- _Information_:
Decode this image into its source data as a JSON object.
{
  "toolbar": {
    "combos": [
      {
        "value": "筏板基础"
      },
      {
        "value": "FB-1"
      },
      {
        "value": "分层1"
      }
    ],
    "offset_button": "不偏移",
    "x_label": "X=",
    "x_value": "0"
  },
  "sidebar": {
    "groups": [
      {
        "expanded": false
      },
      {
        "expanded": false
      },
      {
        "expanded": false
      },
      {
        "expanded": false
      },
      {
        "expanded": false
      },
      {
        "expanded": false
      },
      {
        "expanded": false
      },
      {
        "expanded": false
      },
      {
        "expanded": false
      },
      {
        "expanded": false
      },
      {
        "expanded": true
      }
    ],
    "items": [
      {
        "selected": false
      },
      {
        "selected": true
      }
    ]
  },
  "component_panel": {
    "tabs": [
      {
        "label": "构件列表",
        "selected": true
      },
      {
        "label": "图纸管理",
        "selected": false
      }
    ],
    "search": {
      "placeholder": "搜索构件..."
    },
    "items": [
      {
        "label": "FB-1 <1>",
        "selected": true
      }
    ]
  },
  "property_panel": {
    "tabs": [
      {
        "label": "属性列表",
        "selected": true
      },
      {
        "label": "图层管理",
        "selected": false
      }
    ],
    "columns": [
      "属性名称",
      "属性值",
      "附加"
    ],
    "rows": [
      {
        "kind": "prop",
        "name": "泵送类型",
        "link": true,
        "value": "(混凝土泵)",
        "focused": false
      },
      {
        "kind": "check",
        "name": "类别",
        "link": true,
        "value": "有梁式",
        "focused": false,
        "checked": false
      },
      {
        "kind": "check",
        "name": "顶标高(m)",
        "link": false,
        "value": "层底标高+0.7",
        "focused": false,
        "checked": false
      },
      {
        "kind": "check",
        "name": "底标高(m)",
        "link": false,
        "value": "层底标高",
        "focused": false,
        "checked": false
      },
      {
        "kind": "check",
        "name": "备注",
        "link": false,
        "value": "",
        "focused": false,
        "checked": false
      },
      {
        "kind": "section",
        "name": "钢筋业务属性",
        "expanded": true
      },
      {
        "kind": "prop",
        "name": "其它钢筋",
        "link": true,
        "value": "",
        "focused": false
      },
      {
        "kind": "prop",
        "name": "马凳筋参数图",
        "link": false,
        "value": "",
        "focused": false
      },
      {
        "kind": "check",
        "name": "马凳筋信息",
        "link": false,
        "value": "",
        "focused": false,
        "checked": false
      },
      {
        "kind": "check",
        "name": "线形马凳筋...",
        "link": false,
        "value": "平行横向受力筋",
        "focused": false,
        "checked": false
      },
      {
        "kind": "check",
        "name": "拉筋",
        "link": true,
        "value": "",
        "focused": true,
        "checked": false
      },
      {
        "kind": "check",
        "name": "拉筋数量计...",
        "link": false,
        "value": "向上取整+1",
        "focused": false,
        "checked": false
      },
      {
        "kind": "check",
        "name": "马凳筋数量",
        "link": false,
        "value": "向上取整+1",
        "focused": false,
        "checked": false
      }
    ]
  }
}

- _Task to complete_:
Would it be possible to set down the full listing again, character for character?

- _Solution to the exercise_:
Decode this image into its source data as a JSON object.
{
  "toolbar": {
    "combos": [
      {
        "value": "筏板基础"
      },
      {
        "value": "FB-1"
      },
      {
        "value": "分层1"
      }
    ],
    "offset_button": "不偏移",
    "x_label": "X=",
    "x_value": "0"
  },
  "sidebar": {
    "groups": [
      {
        "expanded": false
      },
      {
        "expanded": false
      },
      {
        "expanded": false
      },
      {
        "expanded": false
      },
      {
        "expanded": false
      },
      {
        "expanded": false
      },
      {
        "expanded": false
      },
      {
        "expanded": false
      },
      {
        "expanded": false
      },
      {
        "expanded": false
      },
      {
        "expanded": true
      }
    ],
    "items": [
      {
        "selected": false
      },
      {
        "selected": true
      }
    ]
  },
  "component_panel": {
    "tabs": [
      {
        "label": "构件列表",
        "selected": true
      },
      {
        "label": "图纸管理",
        "selected": false
      }
    ],
    "search": {
      "placeholder": "搜索构件..."
    },
    "items": [
      {
        "label": "FB-1 <1>",
        "selected": true
      }
    ]
  },
  "property_panel": {
    "tabs": [
      {
        "label": "属性列表",
        "selected": true
      },
      {
        "label": "图层管理",
        "selected": false
      }
    ],
    "columns": [
      "属性名称",
      "属性值",
      "附加"
    ],
    "rows": [
      {
        "kind": "prop",
        "name": "泵送类型",
        "link": true,
        "value": "(混凝土泵)",
        "focused": false
      },
      {
        "kind": "check",
        "name": "类别",
        "link": true,
        "value": "有梁式",
        "focused": false,
        "checked": false
      },
      {
        "kind": "check",
        "name": "顶标高(m)",
        "link": false,
        "value": "层底标高+0.7",
        "focused": false,
        "checked": false
      },
      {
        "kind": "check",
        "name": "底标高(m)",
        "link": false,
        "value": "层底标高",
        "focused": false,
        "checked": false
      },
      {
        "kind": "check",
        "name": "备注",
        "link": false,
        "value": "",
        "focused": false,
        "checked": false
      },
      {
        "kind": "section",
        "name": "钢筋业务属性",
        "expanded": true
      },
      {
        "kind": "prop",
        "name": "其它钢筋",
        "link": true,
        "value": "",
        "focused": false
      },
      {
        "kind": "prop",
        "name": "马凳筋参数图",
        "link": false,
        "value": "",
        "focused": false
      },
      {
        "kind": "check",
        "name": "马凳筋信息",
        "link": false,
        "value": "",
        "focused": false,
        "checked": false
      },
      {
        "kind": "check",
        "name": "线形马凳筋...",
        "link": false,
        "value": "平行横向受力筋",
        "focused": false,
        "checked": false
      },
      {
        "kind": "check",
        "name": "拉筋",
        "link": true,
        "value": "",
        "focused": true,
        "checked": false
      },
      {
        "kind": "check",
        "name": "拉筋数量计...",
        "link": false,
        "value": "向上取整+1",
        "focused": false,
        "checked": false
      },
      {
        "kind": "check",
        "name": "马凳筋数量",
        "link": false,
        "value": "向上取整+1",
        "focused": false,
        "checked": false
      }
    ]
  }
}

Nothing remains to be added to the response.